Sat Aug 27
830 E Burnside
AS THE EVIL INTERNET threatens to usurp touring as the way to promote your schtick, Smog's Bill Callahan remains elusive. You won't find a Bill Callahan blog or a homesite or even a MySpace page. Like the Beach Boys sang, Callahan wasn't made for these times. But he's not just a pre-dot-com throwback—he's also a 10-years-too-early visionary. As people like Devendra get famous for playing quiet, ancient-sounding folk-souped-up-modern, Callahan is all "been there, done that." I like to think of Callahan and modern music like the two proverbial cartoon dogs. One—the jowly bulldog—under-biting and stoic, and the other, a teeny teacup yapper yipping at its heels saying, "What are we gonna do next, Spike?! Huh?! Huh?! Huh?!"

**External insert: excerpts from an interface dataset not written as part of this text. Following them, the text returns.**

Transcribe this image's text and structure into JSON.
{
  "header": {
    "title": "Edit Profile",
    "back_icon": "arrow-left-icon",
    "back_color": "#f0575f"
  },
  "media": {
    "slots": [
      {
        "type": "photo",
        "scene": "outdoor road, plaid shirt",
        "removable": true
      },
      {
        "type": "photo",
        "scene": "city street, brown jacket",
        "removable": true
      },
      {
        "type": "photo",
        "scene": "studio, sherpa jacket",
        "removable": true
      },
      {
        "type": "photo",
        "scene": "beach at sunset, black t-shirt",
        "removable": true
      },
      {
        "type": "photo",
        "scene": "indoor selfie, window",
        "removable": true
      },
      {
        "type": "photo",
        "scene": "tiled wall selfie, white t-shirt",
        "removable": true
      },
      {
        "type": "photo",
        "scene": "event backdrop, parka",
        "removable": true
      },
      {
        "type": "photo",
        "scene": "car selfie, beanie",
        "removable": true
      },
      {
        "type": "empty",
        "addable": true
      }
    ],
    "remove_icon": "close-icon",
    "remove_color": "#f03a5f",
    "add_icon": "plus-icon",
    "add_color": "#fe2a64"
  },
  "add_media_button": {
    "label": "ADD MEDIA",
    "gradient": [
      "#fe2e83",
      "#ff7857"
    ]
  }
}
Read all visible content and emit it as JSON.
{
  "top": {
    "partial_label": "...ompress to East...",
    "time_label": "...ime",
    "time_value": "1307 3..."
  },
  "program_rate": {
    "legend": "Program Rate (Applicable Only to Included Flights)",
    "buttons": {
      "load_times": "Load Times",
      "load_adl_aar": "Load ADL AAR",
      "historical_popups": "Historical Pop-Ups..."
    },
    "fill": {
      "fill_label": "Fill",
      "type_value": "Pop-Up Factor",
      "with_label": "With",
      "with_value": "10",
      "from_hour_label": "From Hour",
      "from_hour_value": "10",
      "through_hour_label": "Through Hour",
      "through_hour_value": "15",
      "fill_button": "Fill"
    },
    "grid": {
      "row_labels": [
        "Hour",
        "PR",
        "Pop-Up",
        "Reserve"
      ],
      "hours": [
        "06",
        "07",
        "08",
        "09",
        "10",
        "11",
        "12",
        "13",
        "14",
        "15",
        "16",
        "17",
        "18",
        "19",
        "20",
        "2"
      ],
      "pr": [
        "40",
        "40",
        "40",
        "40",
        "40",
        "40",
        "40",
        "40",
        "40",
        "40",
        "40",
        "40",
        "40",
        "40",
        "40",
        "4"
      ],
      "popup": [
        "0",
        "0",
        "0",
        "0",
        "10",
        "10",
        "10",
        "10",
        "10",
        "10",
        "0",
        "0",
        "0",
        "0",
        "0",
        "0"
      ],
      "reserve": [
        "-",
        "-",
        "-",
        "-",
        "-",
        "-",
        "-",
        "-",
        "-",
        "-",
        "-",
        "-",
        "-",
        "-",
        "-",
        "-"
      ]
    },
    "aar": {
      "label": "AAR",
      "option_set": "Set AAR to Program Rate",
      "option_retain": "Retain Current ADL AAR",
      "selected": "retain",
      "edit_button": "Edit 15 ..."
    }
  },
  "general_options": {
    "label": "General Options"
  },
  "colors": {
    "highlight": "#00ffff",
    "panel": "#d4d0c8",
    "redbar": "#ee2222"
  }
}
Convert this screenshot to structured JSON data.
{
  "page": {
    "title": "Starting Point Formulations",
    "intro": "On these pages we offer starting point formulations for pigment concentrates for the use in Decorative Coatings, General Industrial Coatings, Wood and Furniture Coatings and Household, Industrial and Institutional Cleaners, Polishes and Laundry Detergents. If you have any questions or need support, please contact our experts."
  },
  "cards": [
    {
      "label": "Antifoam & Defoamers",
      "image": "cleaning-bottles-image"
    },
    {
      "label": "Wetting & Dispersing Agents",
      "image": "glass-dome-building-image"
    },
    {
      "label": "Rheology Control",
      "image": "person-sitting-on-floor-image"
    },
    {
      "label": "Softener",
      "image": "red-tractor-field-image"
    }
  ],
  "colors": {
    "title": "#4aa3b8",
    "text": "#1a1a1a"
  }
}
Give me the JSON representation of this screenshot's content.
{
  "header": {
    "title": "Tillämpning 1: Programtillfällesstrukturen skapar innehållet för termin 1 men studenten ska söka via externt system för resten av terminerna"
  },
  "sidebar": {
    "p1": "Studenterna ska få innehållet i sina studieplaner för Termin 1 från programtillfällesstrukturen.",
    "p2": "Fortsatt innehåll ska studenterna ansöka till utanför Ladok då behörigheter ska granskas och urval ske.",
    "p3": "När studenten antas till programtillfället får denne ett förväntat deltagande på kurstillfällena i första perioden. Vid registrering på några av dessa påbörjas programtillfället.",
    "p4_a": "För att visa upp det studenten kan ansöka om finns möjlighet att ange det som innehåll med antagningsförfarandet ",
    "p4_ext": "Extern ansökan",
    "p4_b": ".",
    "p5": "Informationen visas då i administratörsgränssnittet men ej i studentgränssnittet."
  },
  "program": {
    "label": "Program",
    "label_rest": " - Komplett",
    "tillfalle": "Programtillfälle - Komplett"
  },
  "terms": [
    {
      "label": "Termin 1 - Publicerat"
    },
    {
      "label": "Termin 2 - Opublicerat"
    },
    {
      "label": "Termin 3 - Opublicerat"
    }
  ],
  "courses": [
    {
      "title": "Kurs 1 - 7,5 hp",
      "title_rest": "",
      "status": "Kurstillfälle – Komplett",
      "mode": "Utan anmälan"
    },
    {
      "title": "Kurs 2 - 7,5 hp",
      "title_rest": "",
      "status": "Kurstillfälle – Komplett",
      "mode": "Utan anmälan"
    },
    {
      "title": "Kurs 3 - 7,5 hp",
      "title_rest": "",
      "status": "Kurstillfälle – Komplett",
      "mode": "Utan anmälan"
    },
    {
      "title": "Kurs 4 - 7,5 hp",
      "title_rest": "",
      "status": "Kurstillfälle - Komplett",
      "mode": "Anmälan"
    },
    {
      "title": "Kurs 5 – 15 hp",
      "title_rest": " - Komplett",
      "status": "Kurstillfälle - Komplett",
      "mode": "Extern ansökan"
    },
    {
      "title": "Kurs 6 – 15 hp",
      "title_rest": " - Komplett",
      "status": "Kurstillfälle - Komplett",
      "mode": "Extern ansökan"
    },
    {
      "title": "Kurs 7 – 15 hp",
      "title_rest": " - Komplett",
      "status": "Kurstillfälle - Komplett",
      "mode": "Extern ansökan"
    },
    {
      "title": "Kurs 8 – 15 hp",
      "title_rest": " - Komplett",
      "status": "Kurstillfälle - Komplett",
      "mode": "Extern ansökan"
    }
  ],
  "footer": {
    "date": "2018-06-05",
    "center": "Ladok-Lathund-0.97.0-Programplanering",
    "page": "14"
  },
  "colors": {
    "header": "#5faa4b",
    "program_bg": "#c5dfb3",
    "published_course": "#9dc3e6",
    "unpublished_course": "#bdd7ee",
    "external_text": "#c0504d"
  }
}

Callahan's new Drag City release, A River Ain't Too Much to Love, recorded at Willie Nelson's studio, is a spooky slice of lo-fi cherry pie. As piano (played on one track by Callahan's pal Joanna Newsom) and drums (light-brushed by Dirty Three's Jim White) waltz and sway, you hear echoes of old America, of ghosted country singers like Hank Williams and wild-eyed blues howlers like Lonnie Johnson. But there's no blues, no real country to be found. It's all in the mood, hinted at rather than played or sang.
On the sixth track, Callahan goes for the traditional "In the Pines." The song is five minutes of pure big chill, detached but passionate in its restraint—simple, but warm and almost happy-sounding. (It's the dead-on antithesis to Kurt Cobain's aching Unplugged version.) "Running the Loping" is a waltz, its vocals spoken, with a barely-there melody behind them.
"Say Valley Maker" is a mild-voiced Johnny Cash—or maybe Damien Jurado. "I'm New Here" has two tinny, muffled guitars picking around each other, while Callahan baritones, "No matter how far wrong you've gone/you can always turn around." Callahan, then, hasn't gone wrong often—especially on this perfect little record—and hasn't had much need to turn around. He's stayed the same, while music's forgotten him, dumped press on him for a while, left him behind, and—just recently—evolved up to make his music "relevant" again. Does he care? I'm gonna guess not a whole lot.